Comic Review – “Star Wars: Obi-Wan Kenobi” #1 Begins Marvel’s Adaptation of the Live-Action Disney+ Series

Today saw the release of issue #1 of Marvel Comics’ adaptation of the live-action Disney+ series Star Wars: Obi-Wan Kenobi. Below are my thoughts on this comic-book release.

Last year, in conjunction with the release of the six-episode Obi-Wan Kenobi series on Disney+, Marvel released the Star Wars: Obi-Wan comic-book miniseries, which gave us new adventures set throughout the life of the Jedi Master played, in various media, by Sir Alec Guinness, Ewan McGregor, and James Arnold Taylor. That miniseries was the type of cross-promotional, synergistic tie-in I enjoy the most, in that it was fresh content that accentuated and recontextualized what we were seeing on the TV show. But I suppose the powers that be at Lucasfilm Publishing and Marvel Comics wanted to milk just a little bit more out of Obi-Wan Kenobi, so now we’re getting a much more literal adaptation of the series, much like they’ve done with the first two seasons of The Mandalorian. So Star Wars: Obi-Wan Kenobi #1 arrived on comic shop shelves today, and it’s written by Jody Houser, who gave us previous comic-book adaptations of Rogue One: A Star Wars Story, Timothy Zahn’s novel Star Wars: Thrawn, and the still-never-released comic version of Star Wars: The Rise of Skywalker. That’s all well and good for what it is, but my real disappointment came when I saw that the interior artwork for this title would be drawn by Salvador Larroca, who has contributed to Marvel’s flagship Star Wars title and Star Wars: Darth Vader in the past.

I know that Larroca’s style has been controversial among both Marvel Comics and Star Wars fans alike in that he takes a semi-realistic approach to his characters, often copying their likenesses like a Xerox off of the screen, and sometimes even “casting” unrelated actors as superheroes and other personalities, like he did with Lost’s Josh Holloway and Tony Stark during his Iron Man run. But whether you think Larroca’s work is sufficient for original stories is really neither here nor there for the purposes of this review. My problem lies with the fact that this is already an extremely faithful adaptation of a preexisting story. In The Mandalorian comic, I often find myself wondering exactly what writer Rodney Barnes’ job specifically is, but at least there you have artist Georges Jeanty’s interpretation of the scenes from the show to keep you entertained. Here, it almost feels like I’m looking at screen-captures from Disney+. There are some exceptions in this first issue, of course, like when Larroca gives us a nice-looking splash page of Obi-Wan’s memories from his life and experiences training Anakin Skywalker, and some clever panel placement in the pages that follow, but otherwise I do feel like I might as well just fire up the streaming service. I enjoyed Obi-Wan Kenobi in live-action and I was actually looking forward to revisiting it in this form, but now I’m kind of dreading picking up the remaining five issues because of the overall lack of creativity on display within.

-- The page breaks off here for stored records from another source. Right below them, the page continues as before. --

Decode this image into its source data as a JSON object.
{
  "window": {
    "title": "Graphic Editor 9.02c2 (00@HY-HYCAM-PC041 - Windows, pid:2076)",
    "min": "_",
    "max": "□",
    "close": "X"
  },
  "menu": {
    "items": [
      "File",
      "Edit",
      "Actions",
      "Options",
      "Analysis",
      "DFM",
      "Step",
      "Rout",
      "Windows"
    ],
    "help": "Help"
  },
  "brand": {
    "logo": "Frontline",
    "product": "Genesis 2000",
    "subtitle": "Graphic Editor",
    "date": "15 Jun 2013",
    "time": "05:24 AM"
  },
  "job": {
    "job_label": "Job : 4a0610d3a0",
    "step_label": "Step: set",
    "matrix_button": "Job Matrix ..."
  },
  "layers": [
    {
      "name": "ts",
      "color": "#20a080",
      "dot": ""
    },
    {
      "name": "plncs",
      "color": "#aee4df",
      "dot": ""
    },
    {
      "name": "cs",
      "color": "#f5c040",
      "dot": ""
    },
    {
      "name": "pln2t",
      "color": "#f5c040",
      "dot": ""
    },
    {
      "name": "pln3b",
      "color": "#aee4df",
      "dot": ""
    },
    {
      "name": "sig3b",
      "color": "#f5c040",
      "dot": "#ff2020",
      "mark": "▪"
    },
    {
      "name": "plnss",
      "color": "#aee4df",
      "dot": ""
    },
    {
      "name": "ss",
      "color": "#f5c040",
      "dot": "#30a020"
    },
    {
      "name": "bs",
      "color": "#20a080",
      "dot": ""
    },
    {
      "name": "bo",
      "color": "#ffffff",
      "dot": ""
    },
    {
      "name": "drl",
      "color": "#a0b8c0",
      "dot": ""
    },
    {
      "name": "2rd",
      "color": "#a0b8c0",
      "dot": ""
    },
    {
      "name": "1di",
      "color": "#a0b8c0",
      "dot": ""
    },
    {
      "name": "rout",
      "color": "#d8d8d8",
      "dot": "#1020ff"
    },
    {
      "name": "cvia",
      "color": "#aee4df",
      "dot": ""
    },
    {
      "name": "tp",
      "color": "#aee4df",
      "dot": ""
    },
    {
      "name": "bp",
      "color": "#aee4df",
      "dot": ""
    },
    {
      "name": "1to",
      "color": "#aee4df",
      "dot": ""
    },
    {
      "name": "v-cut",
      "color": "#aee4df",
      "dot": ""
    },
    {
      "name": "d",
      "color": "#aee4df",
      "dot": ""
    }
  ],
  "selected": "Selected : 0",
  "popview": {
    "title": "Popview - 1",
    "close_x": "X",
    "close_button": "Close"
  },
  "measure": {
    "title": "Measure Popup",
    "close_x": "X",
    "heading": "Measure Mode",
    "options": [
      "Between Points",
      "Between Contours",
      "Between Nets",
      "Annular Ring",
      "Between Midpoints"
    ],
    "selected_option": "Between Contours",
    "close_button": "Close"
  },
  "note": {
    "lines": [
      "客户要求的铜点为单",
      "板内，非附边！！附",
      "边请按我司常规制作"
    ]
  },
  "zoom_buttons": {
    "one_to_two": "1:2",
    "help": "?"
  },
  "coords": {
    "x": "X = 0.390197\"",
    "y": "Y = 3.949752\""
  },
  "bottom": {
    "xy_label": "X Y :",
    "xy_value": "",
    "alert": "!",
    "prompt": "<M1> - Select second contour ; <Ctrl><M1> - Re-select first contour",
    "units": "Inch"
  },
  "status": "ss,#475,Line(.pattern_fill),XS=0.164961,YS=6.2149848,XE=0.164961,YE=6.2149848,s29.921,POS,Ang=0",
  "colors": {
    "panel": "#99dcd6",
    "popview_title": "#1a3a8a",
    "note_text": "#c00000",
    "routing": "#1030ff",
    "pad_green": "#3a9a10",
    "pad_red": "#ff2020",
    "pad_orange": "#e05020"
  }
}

Issue #1, of course, gives us– pretty much beat for beat– that first episode of the Disney+ series, which premiered at the end of May in 2022. Obi-Wan is living in the Tatooine desert under the assumed name of “Ben” and working to eke out a living while he watches over young Luke Skywalker. Meanwhile a group of Sith Inquisitors are hard at work tracking down any remaining Jedi still living out there in the galaxy after the events of Order 66. But when Luke’s twin sister Leia Organa goes missing from her adoptive homeworld of Alderaan, Bail and Breha Organa beg Obi-Wan to spring back into action to help rescue her. You know the story if you’ve seen the show, so the question is are you interested in reading it on the comic page with dialogue and imagery that is essentially copied right off the television screen? If the answer is yes, I guess I’d recommend picking this up. If not, I’d say stick with the series. Personally this comes across as perfunctory and superfluous to me (except for the nice-looking “A” cover art by Phil Noto), but I’ll keep checking out the remaining issues to see if my opinion is swayed one way or another.

Star Wars: Obi-Wan Kenobi #1 is available now wherever comic books are sold.

Mike Celestino
Mike serves as Laughing Place's lead Southern California reporter, Editorial Director for Star Wars content, and host of the weekly "Who's the Bossk?" Star Wars podcast. He's been fascinated by Disney theme parks and storytelling in general all his life and resides in Burbank, California with his beloved wife and cats.